The current plans for the federal government are to target larger pockets of the population that currently do not have access to 50/10 service through the end of 2021. Then the next ten years will be on bringing other residents up to that same standard. It means you might be waiting until late 2031, if no extensions are granted, to see improvements.
In the case of rural communities, copper is really not an option. A long time ago when voice was the only service decisions were made that make delivering high speed internet service difficult on even the cleanest of lines. Basically the further a line is run the lower the internet speed, regardless of if it is urban or rural. In rural areas the lines run a lot longer distance than urban lines, even if towns and other communities.
Something you might want to considering is organizing local residents through a petition or similar to your local RM, town, etc. asking them to get on board and lobby for better Internet service in the community. If the local government is on board and willing to talk to parties, and perhaps put in some money, you are much more likely to get action than as a single resident working alone.
Wow! Speeds of 1 Gbps in rural land! At less cost than what the school division is now currently paying! How can anyone not go for that? You are starting to see more ISP's providing fiber services to rural areas. i.e.- High Speed Crow offers fiber to many rural gravel roads well outside the East Selkirk town area.
There are techniques to overcome long loop lengths. In high density locations like Winnipeg and Brandon, we build weather proof cabinets and move the DSL access multiplexer closer to the customer. This requires a significant investment as we have to power/heat/cool the cabinet, and rural locations simply do not possess the density to justify this type of build.
Essentially, fiber to the home is really the only ideal option for rural deployments that would meet current and future market demands. Generally, evolutionary moves such as this are driven by competitive pressure or the existing copper plant requiring replacement. Communities like Selkirk, Dauphin and Thompson are examples where a complete fiber overlay was completed. In the case of Selkirk, it was driven by the condition of the copper plant. We are constantly on the lookout for enhancements that could improve customer experience, but in the case of rural locations, it isn’t a lack of will, but simply a lack of available options that are economically viable.
can't go big with no return.

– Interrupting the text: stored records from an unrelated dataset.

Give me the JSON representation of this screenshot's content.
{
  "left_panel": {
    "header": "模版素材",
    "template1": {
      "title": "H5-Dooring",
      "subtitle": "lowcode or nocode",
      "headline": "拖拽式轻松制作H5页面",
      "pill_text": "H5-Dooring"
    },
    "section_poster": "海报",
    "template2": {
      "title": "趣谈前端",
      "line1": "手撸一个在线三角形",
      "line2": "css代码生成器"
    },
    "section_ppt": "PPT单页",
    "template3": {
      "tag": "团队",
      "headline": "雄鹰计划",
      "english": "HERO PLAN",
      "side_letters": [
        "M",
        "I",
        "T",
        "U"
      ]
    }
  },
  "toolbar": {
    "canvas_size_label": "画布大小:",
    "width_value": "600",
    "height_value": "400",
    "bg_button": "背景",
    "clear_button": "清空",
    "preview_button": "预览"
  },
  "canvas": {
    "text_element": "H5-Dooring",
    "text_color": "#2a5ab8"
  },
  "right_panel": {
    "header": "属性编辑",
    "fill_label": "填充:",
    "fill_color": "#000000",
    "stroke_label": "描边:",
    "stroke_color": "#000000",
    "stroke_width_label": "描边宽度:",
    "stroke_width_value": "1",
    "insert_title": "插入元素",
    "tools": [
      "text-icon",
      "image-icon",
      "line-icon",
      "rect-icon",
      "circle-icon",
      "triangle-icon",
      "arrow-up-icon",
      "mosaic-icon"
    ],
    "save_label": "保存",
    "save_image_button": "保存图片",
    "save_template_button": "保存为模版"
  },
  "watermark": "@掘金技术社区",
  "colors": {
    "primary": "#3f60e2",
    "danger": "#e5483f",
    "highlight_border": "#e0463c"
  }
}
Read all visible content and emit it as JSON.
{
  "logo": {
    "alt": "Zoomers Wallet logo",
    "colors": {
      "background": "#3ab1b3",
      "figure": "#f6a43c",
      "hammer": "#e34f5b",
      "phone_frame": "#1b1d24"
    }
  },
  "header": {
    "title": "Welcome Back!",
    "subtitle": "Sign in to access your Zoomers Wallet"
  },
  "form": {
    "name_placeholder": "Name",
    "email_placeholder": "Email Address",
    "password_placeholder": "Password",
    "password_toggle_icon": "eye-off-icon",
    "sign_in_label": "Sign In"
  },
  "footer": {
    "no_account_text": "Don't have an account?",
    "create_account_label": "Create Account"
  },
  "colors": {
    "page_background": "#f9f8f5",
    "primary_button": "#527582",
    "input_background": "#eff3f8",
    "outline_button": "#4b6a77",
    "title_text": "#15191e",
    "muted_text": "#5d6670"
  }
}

In a perfect world everyone would have fiber in manitoba but the company doing it would go under in the first quarter.
Can't spend multi millions on a new fiber network for 1000 people in the community.